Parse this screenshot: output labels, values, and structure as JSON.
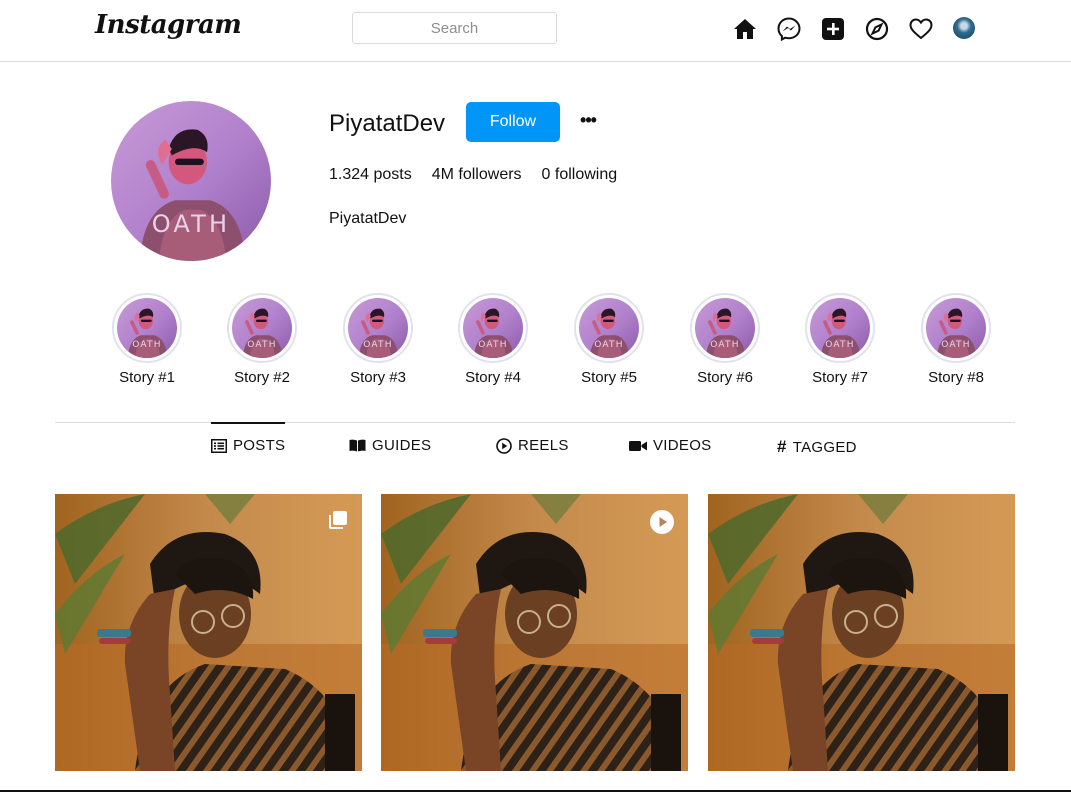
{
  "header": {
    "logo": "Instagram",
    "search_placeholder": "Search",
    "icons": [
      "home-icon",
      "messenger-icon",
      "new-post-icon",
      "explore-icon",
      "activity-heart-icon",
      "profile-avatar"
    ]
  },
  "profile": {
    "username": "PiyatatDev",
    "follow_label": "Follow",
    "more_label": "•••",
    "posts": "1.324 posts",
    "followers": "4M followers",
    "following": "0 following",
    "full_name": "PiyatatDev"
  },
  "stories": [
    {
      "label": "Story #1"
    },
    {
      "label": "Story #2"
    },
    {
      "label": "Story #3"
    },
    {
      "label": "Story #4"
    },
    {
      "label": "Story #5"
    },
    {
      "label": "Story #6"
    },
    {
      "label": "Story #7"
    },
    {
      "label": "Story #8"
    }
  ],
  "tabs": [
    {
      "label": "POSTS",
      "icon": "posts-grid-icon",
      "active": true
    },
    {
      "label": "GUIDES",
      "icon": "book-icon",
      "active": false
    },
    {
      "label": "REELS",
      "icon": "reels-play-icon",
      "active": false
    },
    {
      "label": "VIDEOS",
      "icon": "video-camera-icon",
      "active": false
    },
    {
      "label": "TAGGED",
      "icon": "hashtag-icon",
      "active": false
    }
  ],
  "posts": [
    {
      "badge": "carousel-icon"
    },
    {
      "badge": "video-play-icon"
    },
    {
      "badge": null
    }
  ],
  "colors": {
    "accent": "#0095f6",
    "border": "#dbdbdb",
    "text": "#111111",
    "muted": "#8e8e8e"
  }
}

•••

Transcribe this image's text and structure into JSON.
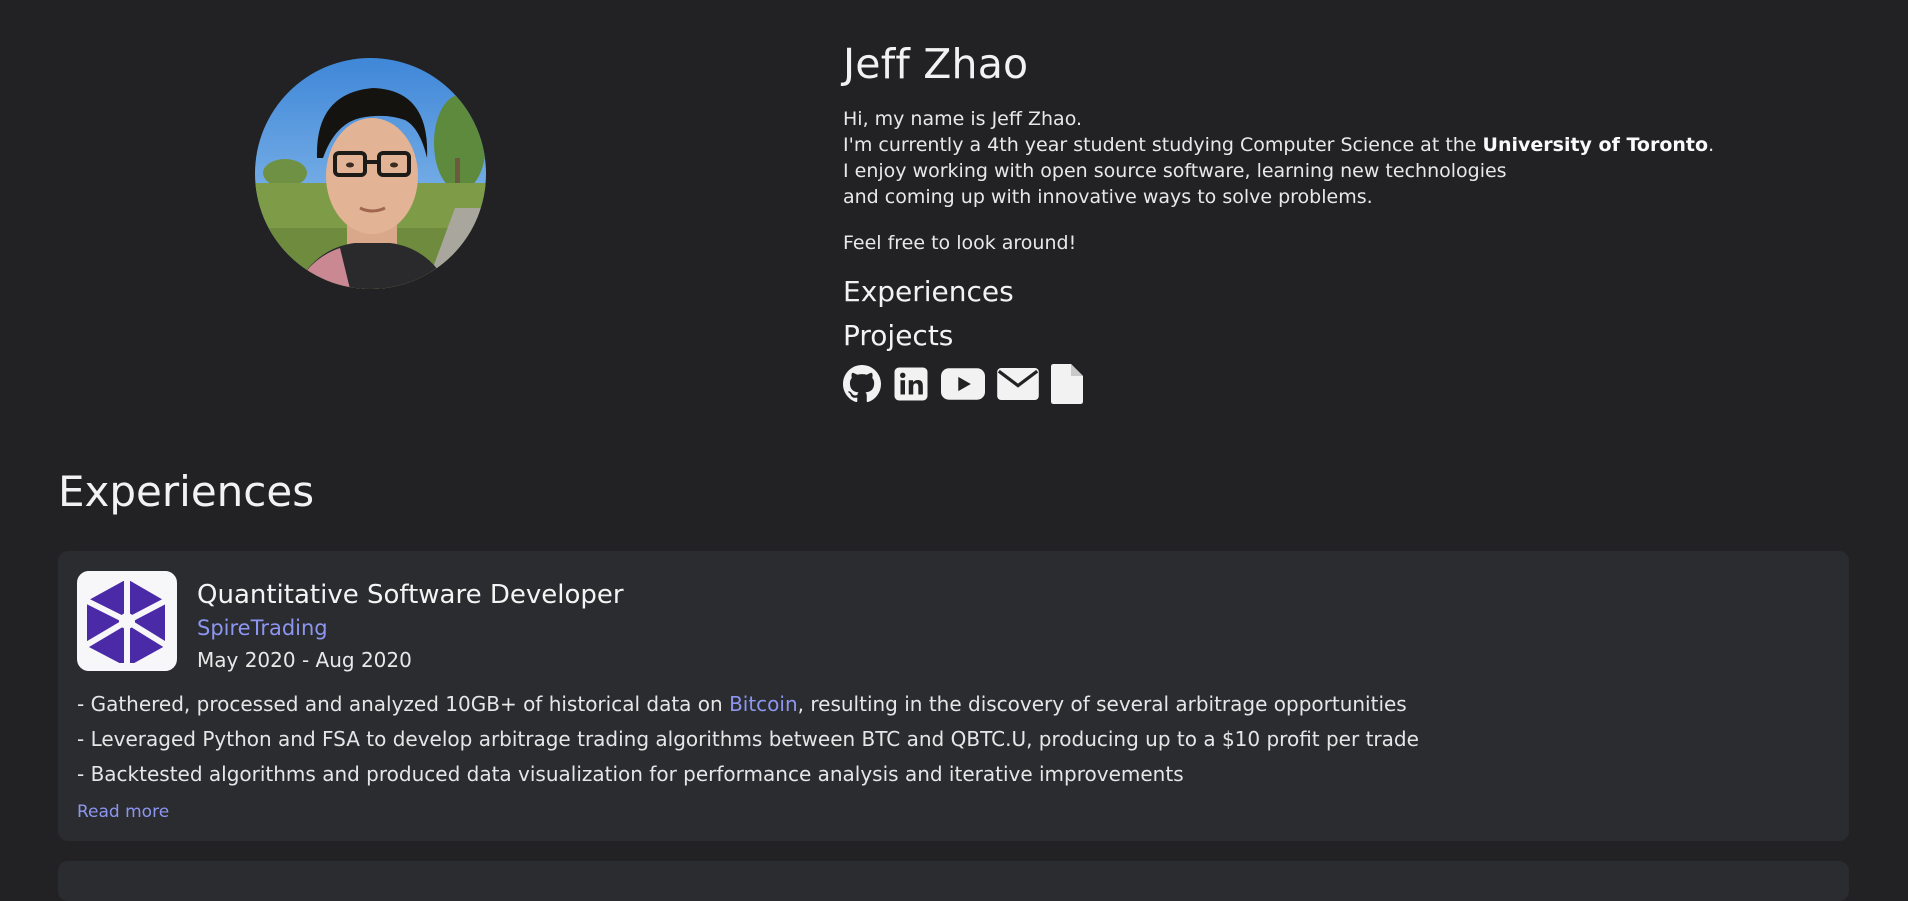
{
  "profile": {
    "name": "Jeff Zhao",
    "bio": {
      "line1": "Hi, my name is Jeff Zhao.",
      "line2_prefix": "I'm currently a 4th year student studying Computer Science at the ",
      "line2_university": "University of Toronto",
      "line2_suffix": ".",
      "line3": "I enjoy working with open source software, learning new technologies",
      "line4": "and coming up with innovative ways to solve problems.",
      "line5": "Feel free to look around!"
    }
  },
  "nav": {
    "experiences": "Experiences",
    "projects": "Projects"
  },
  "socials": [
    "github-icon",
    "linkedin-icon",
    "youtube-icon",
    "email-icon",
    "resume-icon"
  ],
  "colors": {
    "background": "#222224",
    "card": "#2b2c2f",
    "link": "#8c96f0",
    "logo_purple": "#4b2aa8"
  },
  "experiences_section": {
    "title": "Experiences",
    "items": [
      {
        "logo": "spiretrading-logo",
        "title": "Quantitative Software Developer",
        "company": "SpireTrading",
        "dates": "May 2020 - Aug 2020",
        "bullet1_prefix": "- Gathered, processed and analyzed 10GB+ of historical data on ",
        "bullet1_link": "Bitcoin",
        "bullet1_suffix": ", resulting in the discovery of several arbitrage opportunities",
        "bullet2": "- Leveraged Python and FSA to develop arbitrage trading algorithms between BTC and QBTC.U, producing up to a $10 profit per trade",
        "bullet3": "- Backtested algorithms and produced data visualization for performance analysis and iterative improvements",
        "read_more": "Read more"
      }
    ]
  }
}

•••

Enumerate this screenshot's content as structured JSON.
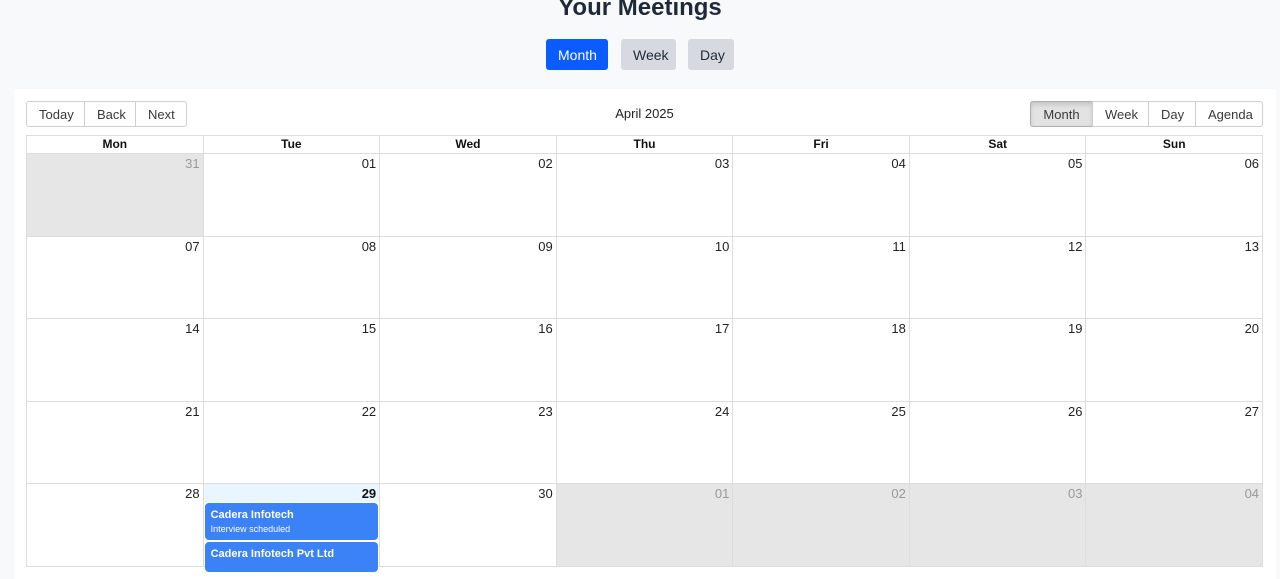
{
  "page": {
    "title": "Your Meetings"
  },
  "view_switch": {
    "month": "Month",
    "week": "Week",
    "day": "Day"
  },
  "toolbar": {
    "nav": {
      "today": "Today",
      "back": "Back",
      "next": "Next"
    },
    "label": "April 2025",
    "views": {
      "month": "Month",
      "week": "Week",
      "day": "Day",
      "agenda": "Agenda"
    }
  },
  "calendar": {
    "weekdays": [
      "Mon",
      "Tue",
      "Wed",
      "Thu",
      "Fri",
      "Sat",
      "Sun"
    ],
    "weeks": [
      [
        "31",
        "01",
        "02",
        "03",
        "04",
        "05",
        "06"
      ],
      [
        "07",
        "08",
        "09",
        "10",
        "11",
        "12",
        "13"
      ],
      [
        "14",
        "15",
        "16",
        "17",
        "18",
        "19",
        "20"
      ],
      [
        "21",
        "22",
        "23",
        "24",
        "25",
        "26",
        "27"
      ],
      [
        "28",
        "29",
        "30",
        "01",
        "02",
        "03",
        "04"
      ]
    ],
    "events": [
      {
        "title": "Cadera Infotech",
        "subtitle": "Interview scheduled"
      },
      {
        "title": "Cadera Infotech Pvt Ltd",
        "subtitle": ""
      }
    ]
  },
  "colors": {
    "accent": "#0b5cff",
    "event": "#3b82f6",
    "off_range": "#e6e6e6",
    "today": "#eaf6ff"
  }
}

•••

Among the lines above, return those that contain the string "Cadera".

        "title": "Cadera Infotech",
        "title": "Cadera Infotech Pvt Ltd",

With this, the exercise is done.